In Champoz about 64.5% of the population have completed non-mandatory upper secondary education, and 7.9% have completed additional higher education (either university or a Fachhochschule).[8] Of the 7 who had completed some form of tertiary schooling listed in the census, 71.4% were Swiss men, 28.6% were Swiss women.[9]

The Canton of Bern school system provides one year of non-obligatory Kindergarten, followed by six years of Primary school. This is followed by three years of obligatory lower Secondary school where the students are separated according to ability and aptitude. Following the lower Secondary students may attend additional schooling or they may enter an apprenticeship.[21]

During the 2011-12 school year, there were a total of 12 students attending classes in Champoz. There were no kindergarten classes in the municipality. The municipality had one primary class and 12 students. Of the primary students, 8.3% have a different mother language than the classroom language.[22]

As of 2000, there were a total of 38 students attending any school in the municipality. Of those, 27 both lived and attended school in the municipality, while 11 students came from another municipality. During the same year, 15 residents attended schools outside the municipality.[17]

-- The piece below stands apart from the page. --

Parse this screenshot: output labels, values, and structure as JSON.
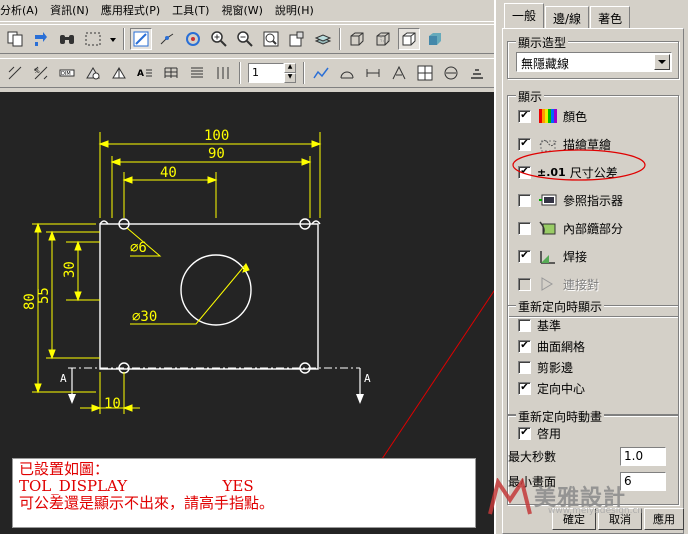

  1. ^ a b Arealstatistik Standard - Gemeindedaten nach 4 Hauptbereichen
  2. ^ Swiss Federal Statistical Office - STAT-TAB, online database – Ständige und nichtständige Wohnbevölkerung nach institutionellen Gliederungen, Geburtsort und Staatsangehörigkeit (German) accessed 30 August 2016
  3. ^ a b c d e Champoz in German, French and Italian in the online Historical Dictionary of Switzerland.
  4. ^ a b Swiss Federal Statistical Office-Land Use Statistics 2009 data (German) accessed 25 March 2010
  5. ^ Nomenklaturen – Amtliches Gemeindeverzeichnis der Schweiz (German) accessed 4 April 2011
  6. ^ Flags of the accessed 10-June-2013
  7. ^ Swiss Federal Statistical Office - STAT-TAB, online database – Ständige und nichtständige Wohnbevölkerung nach institutionellen Gliederungen, Geburtsort und Staatsangehörigkeit (German) accessed 30 August 2016
  8. ^ a b c d e Swiss Federal Statistical Office Archived January 5, 2016, at the Wayback Machine. accessed 10 June 2013
  9. ^ a b c d e STAT-TAB Datenwürfel für Thema 40.3 - 2000 Archived April 9, 2014, at the Wayback Machine. (German) accessed 2 February 2011
  10. ^ Statistical office of the Canton of Bern (German) accessed 4 January 2012
  11. ^ Swiss Federal Statistical Office - Haushaltsgrösse Archived October 6, 2014, at the Wayback Machine. (German) accessed 8 May 2013
  12. ^ Swiss Federal Statistical Office STAT-TAB - Datenwürfel für Thema 09.2 - Gebäude und Wohnungen Archived September 7, 2014, at the Wayback Machine. (German) accessed 28 January 2011
  13. ^ Swiss Federal Statistical Office STAT-TAB Bevölkerungsentwicklung nach Region, 1850-2000 Archived September 30, 2014, at the Wayback Machine. (German) accessed 29 January 2011
  14. ^ "Kantonsliste A-Objekte". KGS Inventar (in German). Federal Office of Civil Protection. 2009. Archived from the original on 28 June 2010. Retrieved 25 April 2011. 
  15. ^ Swiss Federal Statistical Office 2011 Election Archived November 14, 2013, at the Wayback Machine. (German) accessed 8 May 2012
  16. ^ Swiss Federal Statistical Office STAT-TAB Betriebszählung: Arbeitsstätten nach Gemeinde und NOGA 2008 (Abschnitte), Sektoren 1-3 Archived December 25, 2014, at the Wayback Machine. (German) accessed 28 January 2011
  17. ^ a b Swiss Federal Statistical Office - Statweb (German) accessed 24 June 2010
  18. ^ Statistischer Atlas der Schweiz - Steuerbelastung, 2011 Politische Gemeinden (German) accessed 15 May 2013
  19. ^ Regionale Disparitäten in der Schweiz - Schlüsselindikatoren Archived June 14, 2013, at the Wayback Machine. (German) (French) accessed 15 May 2013
  20. ^ Federal Tax Administration Report Direkte Bundessteuer - Natürliche Personen - Gemeinden - Steuerjahr 2009 Archived October 6, 2014, at the Wayback Machine. (German) (French) accessed 15 May 2013
  21. ^ EDK/CDIP/IDES (2010). Kantonale Schulstrukturen in der Schweiz und im Fürstentum Liechtenstein / Structures Scolaires Cantonales en Suisse et Dans la Principauté du Liechtenstein (PDF) (Report). Retrieved 24 June 2010. 
  22. ^ Schuljahr 2011/12 pdf document(German) accessed 9 May 2013

External links[edit]